Instructions for the task: What you return must match the listing below character for character, minus any pictures.

Records supplied:
**********

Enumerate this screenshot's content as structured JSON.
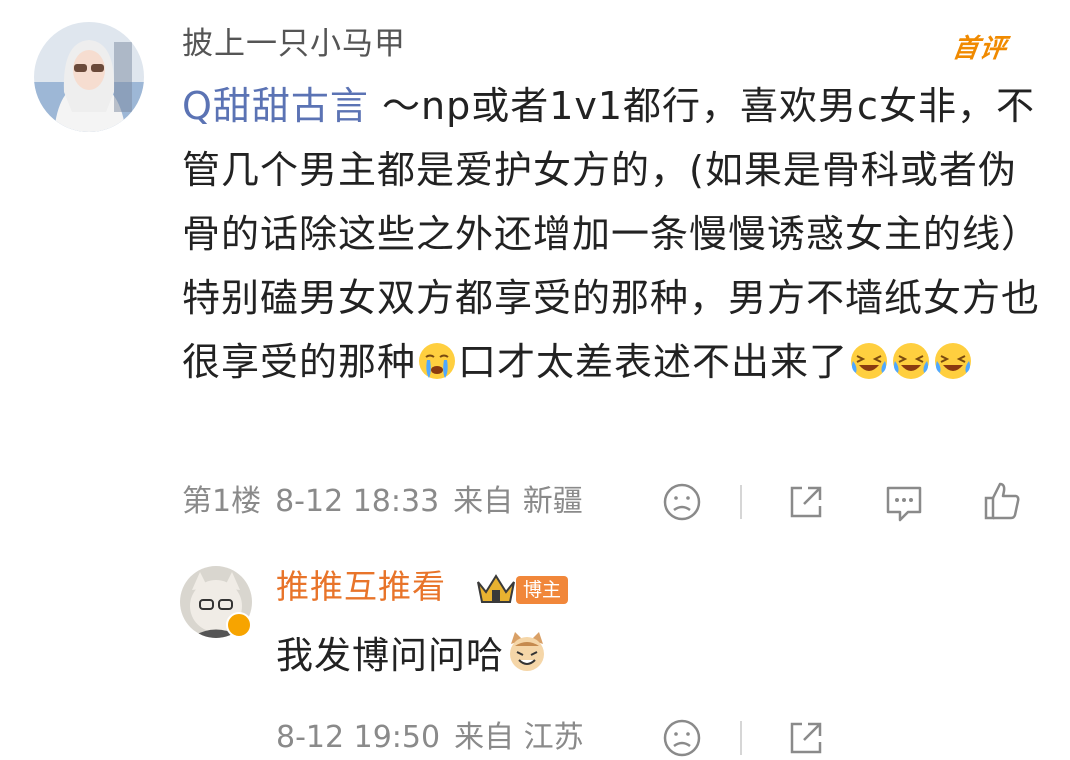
{
  "comment": {
    "username": "披上一只小马甲",
    "badge": "首评",
    "topic": "Q甜甜古言",
    "text_parts": [
      " ～np或者1v1都行，喜欢男c女非，不管几个男主都是爱护女方的，(如果是骨科或者伪骨的话除这些之外还增加一条慢慢诱惑女主的线）特别磕男女双方都享受的那种，男方不墙纸女方也很享受的那种",
      "口才太差表述不出来了"
    ],
    "emojis": [
      "crying-emoji",
      "laughing-crying-emoji",
      "laughing-crying-emoji",
      "laughing-crying-emoji"
    ],
    "floor": "第1楼",
    "time": "8-12 18:33",
    "location": "来自 新疆"
  },
  "reply": {
    "username": "推推互推看",
    "tag": "博主",
    "text": "我发博问问哈",
    "emoji": "cat-emoji",
    "time": "8-12 19:50",
    "location": "来自 江苏"
  },
  "actions": [
    "dislike-icon",
    "share-icon",
    "comment-icon",
    "like-icon"
  ],
  "colors": {
    "accent_orange": "#e8742a",
    "topic_blue": "#5b73b4",
    "meta_gray": "#8a8a8a",
    "first_badge": "#f08a00"
  }
}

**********

Task result:
Enumerate this screenshot's content as structured JSON.
{
  "comment": {
    "username": "披上一只小马甲",
    "badge": "首评",
    "topic": "Q甜甜古言",
    "text_parts": [
      " ～np或者1v1都行，喜欢男c女非，不管几个男主都是爱护女方的，(如果是骨科或者伪骨的话除这些之外还增加一条慢慢诱惑女主的线）特别磕男女双方都享受的那种，男方不墙纸女方也很享受的那种",
      "口才太差表述不出来了"
    ],
    "emojis": [
      "crying-emoji",
      "laughing-crying-emoji",
      "laughing-crying-emoji",
      "laughing-crying-emoji"
    ],
    "floor": "第1楼",
    "time": "8-12 18:33",
    "location": "来自 新疆"
  },
  "reply": {
    "username": "推推互推看",
    "tag": "博主",
    "text": "我发博问问哈",
    "emoji": "cat-emoji",
    "time": "8-12 19:50",
    "location": "来自 江苏"
  },
  "actions": [
    "dislike-icon",
    "share-icon",
    "comment-icon",
    "like-icon"
  ],
  "colors": {
    "accent_orange": "#e8742a",
    "topic_blue": "#5b73b4",
    "meta_gray": "#8a8a8a",
    "first_badge": "#f08a00"
  }
}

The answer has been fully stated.